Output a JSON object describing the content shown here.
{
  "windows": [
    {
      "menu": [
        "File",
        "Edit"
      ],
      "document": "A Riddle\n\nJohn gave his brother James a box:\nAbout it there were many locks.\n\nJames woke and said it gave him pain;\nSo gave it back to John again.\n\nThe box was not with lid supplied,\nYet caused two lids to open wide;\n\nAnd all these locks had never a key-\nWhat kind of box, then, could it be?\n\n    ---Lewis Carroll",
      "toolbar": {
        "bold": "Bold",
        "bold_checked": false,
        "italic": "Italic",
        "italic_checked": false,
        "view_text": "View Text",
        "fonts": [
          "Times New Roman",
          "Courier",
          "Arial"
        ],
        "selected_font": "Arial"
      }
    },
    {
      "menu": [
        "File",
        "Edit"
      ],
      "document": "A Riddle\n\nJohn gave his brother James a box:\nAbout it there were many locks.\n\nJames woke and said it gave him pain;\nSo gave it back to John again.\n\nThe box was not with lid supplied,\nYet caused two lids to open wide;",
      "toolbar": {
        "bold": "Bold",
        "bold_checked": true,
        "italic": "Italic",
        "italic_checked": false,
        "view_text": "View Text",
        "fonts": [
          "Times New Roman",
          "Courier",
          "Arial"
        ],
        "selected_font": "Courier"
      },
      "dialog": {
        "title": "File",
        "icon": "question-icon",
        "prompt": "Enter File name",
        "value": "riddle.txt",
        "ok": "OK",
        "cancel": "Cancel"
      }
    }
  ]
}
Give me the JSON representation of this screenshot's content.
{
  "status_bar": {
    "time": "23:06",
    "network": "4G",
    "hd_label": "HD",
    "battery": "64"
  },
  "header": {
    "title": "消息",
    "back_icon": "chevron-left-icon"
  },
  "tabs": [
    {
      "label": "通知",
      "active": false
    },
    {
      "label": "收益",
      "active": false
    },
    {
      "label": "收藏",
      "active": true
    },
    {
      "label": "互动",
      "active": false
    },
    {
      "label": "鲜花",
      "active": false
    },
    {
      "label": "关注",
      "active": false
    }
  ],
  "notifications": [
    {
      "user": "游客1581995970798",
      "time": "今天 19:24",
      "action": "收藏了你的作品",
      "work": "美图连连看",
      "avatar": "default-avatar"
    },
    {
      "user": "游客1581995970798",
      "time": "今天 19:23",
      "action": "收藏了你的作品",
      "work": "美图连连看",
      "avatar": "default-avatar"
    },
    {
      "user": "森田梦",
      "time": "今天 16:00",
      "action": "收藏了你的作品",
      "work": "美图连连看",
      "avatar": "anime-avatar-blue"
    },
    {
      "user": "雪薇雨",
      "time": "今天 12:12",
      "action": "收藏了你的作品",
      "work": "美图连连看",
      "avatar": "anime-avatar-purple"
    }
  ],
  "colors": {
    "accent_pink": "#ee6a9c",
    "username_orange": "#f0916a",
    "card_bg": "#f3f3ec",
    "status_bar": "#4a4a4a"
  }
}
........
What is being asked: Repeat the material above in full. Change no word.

Exercise output:
Output a JSON object describing the content shown here.
{
  "windows": [
    {
      "menu": [
        "File",
        "Edit"
      ],
      "document": "A Riddle\n\nJohn gave his brother James a box:\nAbout it there were many locks.\n\nJames woke and said it gave him pain;\nSo gave it back to John again.\n\nThe box was not with lid supplied,\nYet caused two lids to open wide;\n\nAnd all these locks had never a key-\nWhat kind of box, then, could it be?\n\n    ---Lewis Carroll",
      "toolbar": {
        "bold": "Bold",
        "bold_checked": false,
        "italic": "Italic",
        "italic_checked": false,
        "view_text": "View Text",
        "fonts": [
          "Times New Roman",
          "Courier",
          "Arial"
        ],
        "selected_font": "Arial"
      }
    },
    {
      "menu": [
        "File",
        "Edit"
      ],
      "document": "A Riddle\n\nJohn gave his brother James a box:\nAbout it there were many locks.\n\nJames woke and said it gave him pain;\nSo gave it back to John again.\n\nThe box was not with lid supplied,\nYet caused two lids to open wide;",
      "toolbar": {
        "bold": "Bold",
        "bold_checked": true,
        "italic": "Italic",
        "italic_checked": false,
        "view_text": "View Text",
        "fonts": [
          "Times New Roman",
          "Courier",
          "Arial"
        ],
        "selected_font": "Courier"
      },
      "dialog": {
        "title": "File",
        "icon": "question-icon",
        "prompt": "Enter File name",
        "value": "riddle.txt",
        "ok": "OK",
        "cancel": "Cancel"
      }
    }
  ]
}
Give me the JSON representation of this screenshot's content.
{
  "status_bar": {
    "time": "23:06",
    "network": "4G",
    "hd_label": "HD",
    "battery": "64"
  },
  "header": {
    "title": "消息",
    "back_icon": "chevron-left-icon"
  },
  "tabs": [
    {
      "label": "通知",
      "active": false
    },
    {
      "label": "收益",
      "active": false
    },
    {
      "label": "收藏",
      "active": true
    },
    {
      "label": "互动",
      "active": false
    },
    {
      "label": "鲜花",
      "active": false
    },
    {
      "label": "关注",
      "active": false
    }
  ],
  "notifications": [
    {
      "user": "游客1581995970798",
      "time": "今天 19:24",
      "action": "收藏了你的作品",
      "work": "美图连连看",
      "avatar": "default-avatar"
    },
    {
      "user": "游客1581995970798",
      "time": "今天 19:23",
      "action": "收藏了你的作品",
      "work": "美图连连看",
      "avatar": "default-avatar"
    },
    {
      "user": "森田梦",
      "time": "今天 16:00",
      "action": "收藏了你的作品",
      "work": "美图连连看",
      "avatar": "anime-avatar-blue"
    },
    {
      "user": "雪薇雨",
      "time": "今天 12:12",
      "action": "收藏了你的作品",
      "work": "美图连连看",
      "avatar": "anime-avatar-purple"
    }
  ],
  "colors": {
    "accent_pink": "#ee6a9c",
    "username_orange": "#f0916a",
    "card_bg": "#f3f3ec",
    "status_bar": "#4a4a4a"
  }
}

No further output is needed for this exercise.